*** EXERCISE INPUT ***
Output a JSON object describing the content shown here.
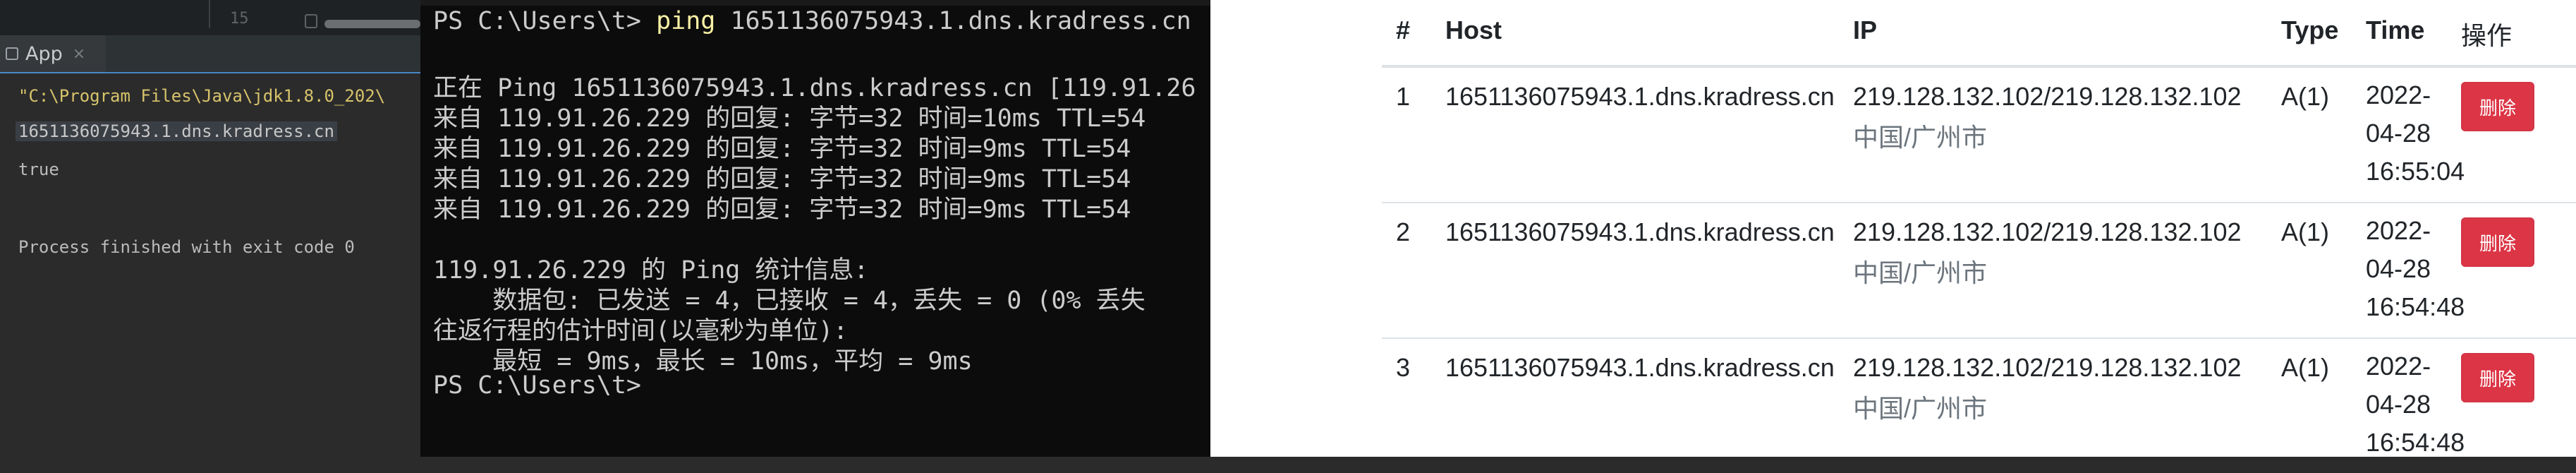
{
  "ide": {
    "line_number": "15",
    "tab_label": "App",
    "tab_close": "×",
    "console": {
      "command": "\"C:\\Program Files\\Java\\jdk1.8.0_202\\",
      "output1": "1651136075943.1.dns.kradress.cn",
      "output2": "true",
      "output3": "Process finished with exit code 0"
    }
  },
  "terminal": {
    "prompt1": "PS C:\\Users\\t>",
    "command_keyword": "ping",
    "command_arg": "1651136075943.1.dns.kradress.cn",
    "pinging": "正在 Ping 1651136075943.1.dns.kradress.cn [119.91.26",
    "replies": [
      "来自 119.91.26.229 的回复: 字节=32 时间=10ms TTL=54",
      "来自 119.91.26.229 的回复: 字节=32 时间=9ms TTL=54",
      "来自 119.91.26.229 的回复: 字节=32 时间=9ms TTL=54",
      "来自 119.91.26.229 的回复: 字节=32 时间=9ms TTL=54"
    ],
    "stats_header": "119.91.26.229 的 Ping 统计信息:",
    "stats_packets": "    数据包: 已发送 = 4，已接收 = 4，丢失 = 0 (0% 丢失",
    "rtt_header": "往返行程的估计时间(以毫秒为单位):",
    "rtt_values": "    最短 = 9ms，最长 = 10ms，平均 = 9ms",
    "prompt2": "PS C:\\Users\\t>"
  },
  "dns_table": {
    "headers": [
      "#",
      "Host",
      "IP",
      "Type",
      "Time",
      "操作"
    ],
    "rows": [
      {
        "num": "1",
        "host": "1651136075943.1.dns.kradress.cn",
        "ip": "219.128.132.102/219.128.132.102",
        "loc": "中国/广州市",
        "type": "A(1)",
        "time": [
          "2022-",
          "04-28",
          "16:55:04"
        ],
        "action": "删除"
      },
      {
        "num": "2",
        "host": "1651136075943.1.dns.kradress.cn",
        "ip": "219.128.132.102/219.128.132.102",
        "loc": "中国/广州市",
        "type": "A(1)",
        "time": [
          "2022-",
          "04-28",
          "16:54:48"
        ],
        "action": "删除"
      },
      {
        "num": "3",
        "host": "1651136075943.1.dns.kradress.cn",
        "ip": "219.128.132.102/219.128.132.102",
        "loc": "中国/广州市",
        "type": "A(1)",
        "time": [
          "2022-",
          "04-28",
          "16:54:48"
        ],
        "action": "删除"
      }
    ]
  },
  "colors": {
    "delete_button": "#dc3545",
    "prompt_keyword": "#f9f1a5",
    "console_command": "#d7c36b"
  }
}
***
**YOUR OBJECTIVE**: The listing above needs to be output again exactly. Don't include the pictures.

**SOLUTION TO THIS PROBLEM**:
Output a JSON object describing the content shown here.
{
  "ide": {
    "line_number": "15",
    "tab_label": "App",
    "tab_close": "×",
    "console": {
      "command": "\"C:\\Program Files\\Java\\jdk1.8.0_202\\",
      "output1": "1651136075943.1.dns.kradress.cn",
      "output2": "true",
      "output3": "Process finished with exit code 0"
    }
  },
  "terminal": {
    "prompt1": "PS C:\\Users\\t>",
    "command_keyword": "ping",
    "command_arg": "1651136075943.1.dns.kradress.cn",
    "pinging": "正在 Ping 1651136075943.1.dns.kradress.cn [119.91.26",
    "replies": [
      "来自 119.91.26.229 的回复: 字节=32 时间=10ms TTL=54",
      "来自 119.91.26.229 的回复: 字节=32 时间=9ms TTL=54",
      "来自 119.91.26.229 的回复: 字节=32 时间=9ms TTL=54",
      "来自 119.91.26.229 的回复: 字节=32 时间=9ms TTL=54"
    ],
    "stats_header": "119.91.26.229 的 Ping 统计信息:",
    "stats_packets": "    数据包: 已发送 = 4，已接收 = 4，丢失 = 0 (0% 丢失",
    "rtt_header": "往返行程的估计时间(以毫秒为单位):",
    "rtt_values": "    最短 = 9ms，最长 = 10ms，平均 = 9ms",
    "prompt2": "PS C:\\Users\\t>"
  },
  "dns_table": {
    "headers": [
      "#",
      "Host",
      "IP",
      "Type",
      "Time",
      "操作"
    ],
    "rows": [
      {
        "num": "1",
        "host": "1651136075943.1.dns.kradress.cn",
        "ip": "219.128.132.102/219.128.132.102",
        "loc": "中国/广州市",
        "type": "A(1)",
        "time": [
          "2022-",
          "04-28",
          "16:55:04"
        ],
        "action": "删除"
      },
      {
        "num": "2",
        "host": "1651136075943.1.dns.kradress.cn",
        "ip": "219.128.132.102/219.128.132.102",
        "loc": "中国/广州市",
        "type": "A(1)",
        "time": [
          "2022-",
          "04-28",
          "16:54:48"
        ],
        "action": "删除"
      },
      {
        "num": "3",
        "host": "1651136075943.1.dns.kradress.cn",
        "ip": "219.128.132.102/219.128.132.102",
        "loc": "中国/广州市",
        "type": "A(1)",
        "time": [
          "2022-",
          "04-28",
          "16:54:48"
        ],
        "action": "删除"
      }
    ]
  },
  "colors": {
    "delete_button": "#dc3545",
    "prompt_keyword": "#f9f1a5",
    "console_command": "#d7c36b"
  }
}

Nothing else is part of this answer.